Like the flamboyant cuttlefish, the blue-ringed octopus does not like to bite without giving warning but advertises its toxicity with vivid coloration. The octopus can conceal itself with tremendous prowess however, as soon as it becomes aware of a predator or some other threat, it dials up its coloration changing from muted reef tones to brilliant yellow with iridescent blue rings. If you see something like this in the ocean, for heaven’s sake don’t touch it. The octopus’s warning colors let ocean predators know to leave it alone but immediately attract humankind’s magpie urge to grab shiny things. Although blue-ringed octopuses are good natured and have been known not to bite people who were provoking them rather intensely, their bites have caused more than seventy recorded fatalities in Australia. The octopus has a tiny beak and often a victim does not realize they have been bitten until they began to fall into paralysis and their respiration starts to fail.
The venom of the blue ringed octopus is a complicated pharmacological cocktail which includes tetrodotoxin, 5-hydroxytryptamine, hyaluronidase, tyramine, histamine, tryptamine, octopamine, taurine, acetylcholine, and dopamine. The most active ingredient tetrodotoxin blocks the sodium channels which conducting sodium ions (Na+) through a cell’s plasma membrane. This causes total paralysis for the octopus victim, however if clever and persistent rescuers are present at the time of the bite they can rescue the unfortunate soul with continuous artificial respiration. This is no small matter as bite victims are often rendered completely unresponsive by the paralytic victim. Although completely conscious they are unable to communicate in any way or even breathe. If artificial respiration is initiated immediately and continued until the body can metabolize and eliminate the toxin, bite victims can survive (although it sounds like rather an ordeal).

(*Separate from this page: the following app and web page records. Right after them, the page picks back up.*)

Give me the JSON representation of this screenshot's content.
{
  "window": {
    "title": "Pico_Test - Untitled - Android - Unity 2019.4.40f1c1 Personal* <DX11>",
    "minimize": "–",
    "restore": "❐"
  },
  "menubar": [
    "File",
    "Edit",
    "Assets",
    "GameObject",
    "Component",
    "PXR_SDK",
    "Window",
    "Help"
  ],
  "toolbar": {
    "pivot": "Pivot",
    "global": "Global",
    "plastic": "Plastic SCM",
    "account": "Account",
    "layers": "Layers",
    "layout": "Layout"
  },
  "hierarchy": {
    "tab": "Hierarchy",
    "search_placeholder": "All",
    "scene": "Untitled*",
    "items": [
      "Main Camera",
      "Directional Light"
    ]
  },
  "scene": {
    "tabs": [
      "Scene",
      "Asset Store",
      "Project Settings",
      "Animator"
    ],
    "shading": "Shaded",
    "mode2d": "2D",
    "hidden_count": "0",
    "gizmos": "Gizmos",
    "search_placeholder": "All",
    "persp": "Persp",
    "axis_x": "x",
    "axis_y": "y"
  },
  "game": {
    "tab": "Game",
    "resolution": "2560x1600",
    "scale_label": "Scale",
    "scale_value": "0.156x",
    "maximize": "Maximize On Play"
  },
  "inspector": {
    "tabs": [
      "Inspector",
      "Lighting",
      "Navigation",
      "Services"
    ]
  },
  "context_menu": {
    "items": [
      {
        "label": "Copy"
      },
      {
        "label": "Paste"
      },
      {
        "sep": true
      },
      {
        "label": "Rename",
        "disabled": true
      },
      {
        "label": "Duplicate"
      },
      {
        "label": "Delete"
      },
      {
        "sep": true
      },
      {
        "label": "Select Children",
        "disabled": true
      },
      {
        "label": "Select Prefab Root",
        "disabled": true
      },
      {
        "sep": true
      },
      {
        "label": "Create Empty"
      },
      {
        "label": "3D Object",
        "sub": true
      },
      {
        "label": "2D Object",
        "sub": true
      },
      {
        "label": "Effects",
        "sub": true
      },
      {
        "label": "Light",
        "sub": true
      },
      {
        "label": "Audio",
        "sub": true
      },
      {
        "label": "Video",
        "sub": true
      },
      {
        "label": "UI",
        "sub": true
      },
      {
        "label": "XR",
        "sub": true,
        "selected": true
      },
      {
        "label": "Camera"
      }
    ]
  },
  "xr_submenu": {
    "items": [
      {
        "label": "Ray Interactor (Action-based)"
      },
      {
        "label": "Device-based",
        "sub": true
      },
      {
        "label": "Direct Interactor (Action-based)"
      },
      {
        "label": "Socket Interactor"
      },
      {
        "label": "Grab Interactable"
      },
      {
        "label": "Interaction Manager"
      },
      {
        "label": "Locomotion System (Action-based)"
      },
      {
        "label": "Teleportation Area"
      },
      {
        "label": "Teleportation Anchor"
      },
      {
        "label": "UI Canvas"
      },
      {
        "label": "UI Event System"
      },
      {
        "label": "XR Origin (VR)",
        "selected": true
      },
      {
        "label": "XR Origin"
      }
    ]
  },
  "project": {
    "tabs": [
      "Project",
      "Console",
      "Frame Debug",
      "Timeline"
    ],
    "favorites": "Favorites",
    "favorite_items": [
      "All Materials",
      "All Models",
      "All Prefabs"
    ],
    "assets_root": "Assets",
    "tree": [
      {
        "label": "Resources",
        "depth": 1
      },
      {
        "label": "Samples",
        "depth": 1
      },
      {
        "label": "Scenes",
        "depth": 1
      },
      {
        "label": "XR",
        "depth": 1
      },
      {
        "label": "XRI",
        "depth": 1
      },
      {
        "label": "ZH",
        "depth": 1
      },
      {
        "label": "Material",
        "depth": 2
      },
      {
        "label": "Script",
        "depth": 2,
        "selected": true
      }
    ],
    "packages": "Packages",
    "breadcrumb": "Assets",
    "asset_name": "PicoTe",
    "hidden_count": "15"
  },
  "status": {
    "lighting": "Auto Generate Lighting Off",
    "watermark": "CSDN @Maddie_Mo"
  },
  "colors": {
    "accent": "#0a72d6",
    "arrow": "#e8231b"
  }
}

Blue ringed octopuses are tender and solicitous mothers. The mother octopus lays a clutch of approximately 50 eggs in autumn which she incubates beneath her arms for about six months (during which time she is unable to eat). When the eggs hatch, the mother octopus dies. The baby octopuses reach sexual maturity in about a year. Despite their cleverness and beauty, the animals are as ephemeral as they are deadly.